provincial securities regulator to see if the investment vehicle and the person
selling it are registered.
- Your state or provincial securities
regulator will also be able to tell you if the salesperson has a disciplinary
history, that is, whether any civil, criminal or administrative proceedings
have been brought against him or her.
- Contact your local Better
Business Bureau to see if any complaints have been filed against the venture`s
promoters or principals.
- Deal only with financial
advisers, broker-dealers or financial institutions having a proven track
- Ask for written information
on the investment product and the business. Such information, including
financial data on the company and the risks involved in the investment, is
contained in a prospectus. Read it carefully.
- Don`t take everything you
hear or read at face value. Ask questions if you don`t understand, and do some
sleuthing for yourself. If you need help in evaluating the investment, go to
someone independent whom you can trust such as an attorney or an accountant.
- Steer clear of investments
touted with no downside or risk.
The Director of the Alabama Securities Commission
(ASC) cautions potential investors to thoroughly check out any investment
the Alabama Securities Commission for inquiries regarding securities
broker-dealers, agents, investment advisors, and investment advisor
representatives, the registration status of securities, to report suspected
fraud, or obtain consumer information:
|Call: 1-800-222-1253 or (334)242-2984

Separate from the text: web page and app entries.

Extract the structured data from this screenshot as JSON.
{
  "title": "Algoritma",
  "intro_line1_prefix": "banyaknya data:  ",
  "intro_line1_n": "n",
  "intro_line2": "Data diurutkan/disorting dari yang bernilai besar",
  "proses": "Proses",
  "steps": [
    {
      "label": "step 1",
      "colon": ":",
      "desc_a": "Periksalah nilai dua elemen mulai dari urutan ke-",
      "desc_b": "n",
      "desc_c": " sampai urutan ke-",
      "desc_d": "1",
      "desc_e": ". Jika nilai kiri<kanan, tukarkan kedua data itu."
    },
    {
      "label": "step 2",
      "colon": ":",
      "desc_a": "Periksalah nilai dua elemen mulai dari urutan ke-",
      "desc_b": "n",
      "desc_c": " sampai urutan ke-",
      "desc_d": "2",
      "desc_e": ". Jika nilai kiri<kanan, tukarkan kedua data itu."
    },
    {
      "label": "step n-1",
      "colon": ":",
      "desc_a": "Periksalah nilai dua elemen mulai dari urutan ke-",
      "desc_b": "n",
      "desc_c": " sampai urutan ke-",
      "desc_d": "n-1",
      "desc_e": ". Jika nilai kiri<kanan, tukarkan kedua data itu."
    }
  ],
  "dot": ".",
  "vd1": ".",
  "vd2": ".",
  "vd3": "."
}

Fax: (334) 242-0240 or (334)353-4690
||Write: Alabama Securities Commission
P.O. Box 304700
Montgomery, AL 36130-4700